The work week had its rhythm.
With each new “session” of criminal court in one or other of New York’s counties, the wheels of justice lurched forward, dumping a new load of humanity into the Rikers Island reception center, and I got to interview my half of them. Almost every new arrival has been here before. They know the place, they know the drill, better than I do. They know their fate. Remarkably, or perhaps not, the men give me precise answers to the dreary factual questions on my form: how many arrests. When were they? What were they for? How many convictions? Sentences? It’s their biography. Their resume.
“How long have you been doing heroin, James?” I asked one morning in my little windowless cell-like office, closeted with the first of the day’s new batch of offenders.
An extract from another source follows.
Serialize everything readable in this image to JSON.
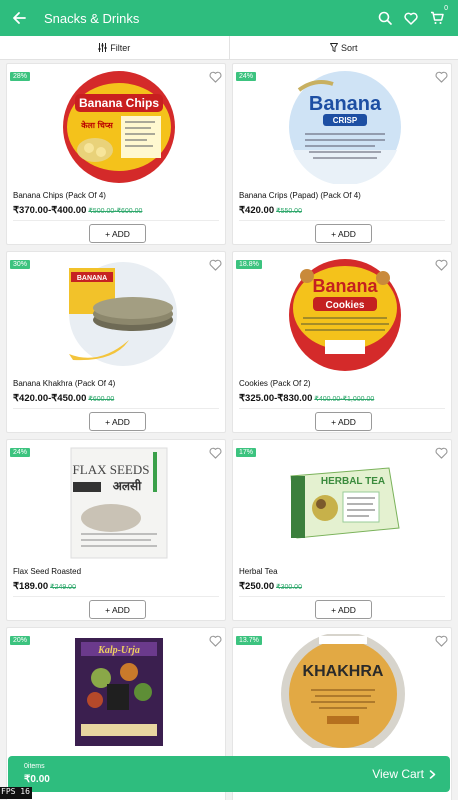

It’s the day after the start of a new criminal court session and a great deal of business has apparently been enacted already. The others, lots of them, are splayed out on a bench in the corridor in their new baggy prison suits. Unlike patients in a doctor’s office, they do not complain about the wait.
James is an African-American man old enough to be my father, with a sad, sensitive, sensible, quiet aspect. I am drawn to him. I am aware, so undoubtedly he is as well, of how absurd it is for a twenty-year-old kid to be asking personal questions of a man of his age and experience, questions he is compelled to answer. We are part of an artificial hierarchy. Because of the accidents of birth, the young white college student is planted in the seat of authority. James is a family man and a war veteran. Although he has been incarcerated on a regular basis for a decade or so, my notes suggest he came later to the game than many others.
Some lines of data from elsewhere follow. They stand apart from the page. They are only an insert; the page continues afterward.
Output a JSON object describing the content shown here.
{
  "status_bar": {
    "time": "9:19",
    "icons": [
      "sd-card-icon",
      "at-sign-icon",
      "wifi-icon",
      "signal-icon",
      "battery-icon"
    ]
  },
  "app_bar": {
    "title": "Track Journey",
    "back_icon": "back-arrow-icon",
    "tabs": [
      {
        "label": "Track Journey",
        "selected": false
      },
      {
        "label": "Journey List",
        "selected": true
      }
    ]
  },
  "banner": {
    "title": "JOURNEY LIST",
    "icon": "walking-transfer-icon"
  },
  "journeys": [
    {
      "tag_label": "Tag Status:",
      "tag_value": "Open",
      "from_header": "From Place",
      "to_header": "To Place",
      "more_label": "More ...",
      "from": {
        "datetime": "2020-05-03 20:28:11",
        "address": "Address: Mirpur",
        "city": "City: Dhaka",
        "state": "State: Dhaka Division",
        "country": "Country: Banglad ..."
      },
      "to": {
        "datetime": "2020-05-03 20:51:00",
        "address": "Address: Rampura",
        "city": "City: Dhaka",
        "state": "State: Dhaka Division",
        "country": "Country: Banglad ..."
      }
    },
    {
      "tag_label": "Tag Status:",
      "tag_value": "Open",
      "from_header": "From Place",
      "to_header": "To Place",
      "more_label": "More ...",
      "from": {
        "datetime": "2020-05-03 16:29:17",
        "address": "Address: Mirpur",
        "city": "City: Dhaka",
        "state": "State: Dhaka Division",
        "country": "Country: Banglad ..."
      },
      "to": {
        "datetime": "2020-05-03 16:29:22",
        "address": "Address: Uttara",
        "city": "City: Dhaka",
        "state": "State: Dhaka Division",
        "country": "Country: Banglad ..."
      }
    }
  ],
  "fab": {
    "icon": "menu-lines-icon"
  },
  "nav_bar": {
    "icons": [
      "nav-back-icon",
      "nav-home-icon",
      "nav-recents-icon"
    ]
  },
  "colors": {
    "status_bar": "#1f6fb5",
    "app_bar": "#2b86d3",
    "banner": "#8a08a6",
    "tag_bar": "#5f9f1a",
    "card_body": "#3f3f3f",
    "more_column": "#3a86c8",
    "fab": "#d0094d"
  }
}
“So when did you start?”
James considers and gives me a date.
“Nineteen fifty? What were you doing back then?”
“Korea. That’s when I got addicted.”
“You got addicted to drugs in Korea?”
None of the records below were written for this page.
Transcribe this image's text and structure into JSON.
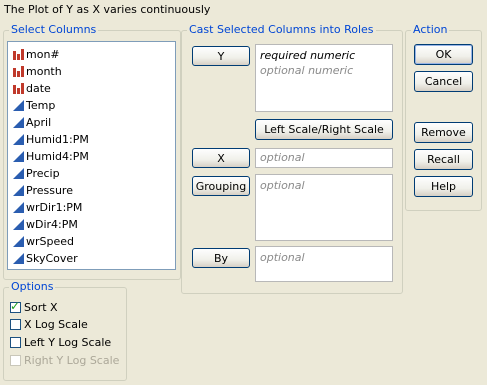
{
  "window": {
    "title": "The Plot of Y as X varies continuously"
  },
  "select_columns": {
    "label": "Select Columns",
    "items": [
      {
        "label": "mon#",
        "type": "nominal"
      },
      {
        "label": "month",
        "type": "nominal"
      },
      {
        "label": "date",
        "type": "nominal"
      },
      {
        "label": "Temp",
        "type": "continuous"
      },
      {
        "label": "April",
        "type": "continuous"
      },
      {
        "label": "Humid1:PM",
        "type": "continuous"
      },
      {
        "label": "Humid4:PM",
        "type": "continuous"
      },
      {
        "label": "Precip",
        "type": "continuous"
      },
      {
        "label": "Pressure",
        "type": "continuous"
      },
      {
        "label": "wrDir1:PM",
        "type": "continuous"
      },
      {
        "label": "wDir4:PM",
        "type": "continuous"
      },
      {
        "label": "wrSpeed",
        "type": "continuous"
      },
      {
        "label": "SkyCover",
        "type": "continuous"
      }
    ]
  },
  "roles": {
    "label": "Cast Selected Columns into Roles",
    "y_button": "Y",
    "y_required": "required numeric",
    "y_optional": "optional numeric",
    "scale_button": "Left Scale/Right Scale",
    "x_button": "X",
    "x_placeholder": "optional",
    "grouping_button": "Grouping",
    "grouping_placeholder": "optional",
    "by_button": "By",
    "by_placeholder": "optional"
  },
  "action": {
    "label": "Action",
    "ok": "OK",
    "cancel": "Cancel",
    "remove": "Remove",
    "recall": "Recall",
    "help": "Help"
  },
  "options": {
    "label": "Options",
    "sort_x": {
      "label": "Sort X",
      "checked": true
    },
    "x_log": {
      "label": "X Log Scale",
      "checked": false
    },
    "left_y_log": {
      "label": "Left Y Log Scale",
      "checked": false
    },
    "right_y_log": {
      "label": "Right Y Log Scale",
      "checked": false,
      "disabled": true
    }
  },
  "colors": {
    "nominal_icon": "#c0392b",
    "continuous_icon": "#2a5db0",
    "group_label": "#0046d5"
  }
}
“Morphine, man. That’s what they give you in the Army. You get hurt, you’re in pain, they give you a shot of morphine to kill the pain.”
I take this in. It’s new to me.
“Morphine and heroin,” I say. “They’re the same thing?”
“Just about… You see, the shot works.” He leans slightly forward. “Lots of guys got addicted in the Army. Then they let you of the Army — then wham, overnight — your supply stops. So you go looking for it on the streets.”
Thank you, James, I think, when he leaves my cell-like office to be escorted to the cell block where he’ll serve his three months for possession. I bless him (and so many others) in my heart for teaching me what I never learned in school.
Robert Knox is a Boston Globe correspondent, a poet and fiction writer, and the author of a recently published novel based on the Sacco and Vanzetti case, Suosso’s Lane. A resident of Quincy, Mass., Knox is a contributing editor for the online journal, Verse-Virtual. His short story “Marriage” placed in a Words With Jam competition and was published in the anthology An Earthless Melting Pot. His fiction and creative nonfiction stories have also appeared in various journals including The Tishman Review, Lunch Ticket, and 3288 Review.